▸ **YOUR INSTRUCTIONS**
Write out every line from the listing below where the string "Area" is found.

▸ **PROVIDED RECORDS**
*****

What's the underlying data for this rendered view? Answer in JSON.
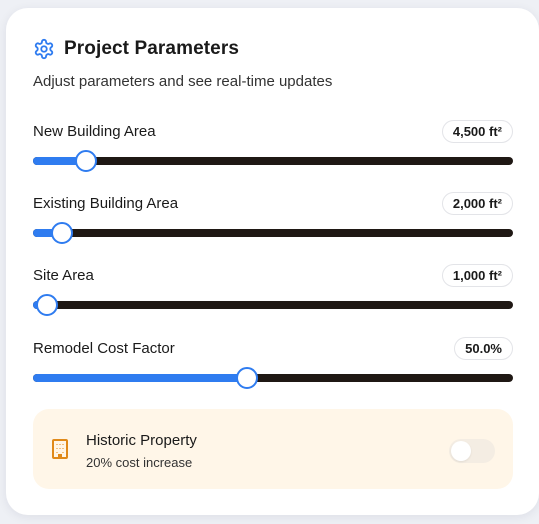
{
  "header": {
    "title": "Project Parameters",
    "subtitle": "Adjust parameters and see real-time updates",
    "icon": "gear-icon"
  },
  "params": [
    {
      "label": "New Building Area",
      "value": "4,500 ft²",
      "fraction": 0.11
    },
    {
      "label": "Existing Building Area",
      "value": "2,000 ft²",
      "fraction": 0.06
    },
    {
      "label": "Site Area",
      "value": "1,000 ft²",
      "fraction": 0.03
    },
    {
      "label": "Remodel Cost Factor",
      "value": "50.0%",
      "fraction": 0.445
    }
  ],
  "historic": {
    "title": "Historic Property",
    "subtitle": "20% cost increase",
    "icon": "building-icon",
    "enabled": false
  },
  "colors": {
    "accent": "#2f7cf0",
    "track": "#1f1814",
    "historic_bg": "#fff6e8",
    "historic_icon": "#e08a1a"
  }
}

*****

▸ **SOLUTION FOR THIS TASK**
      "label": "New Building Area",
      "label": "Existing Building Area",
      "label": "Site Area",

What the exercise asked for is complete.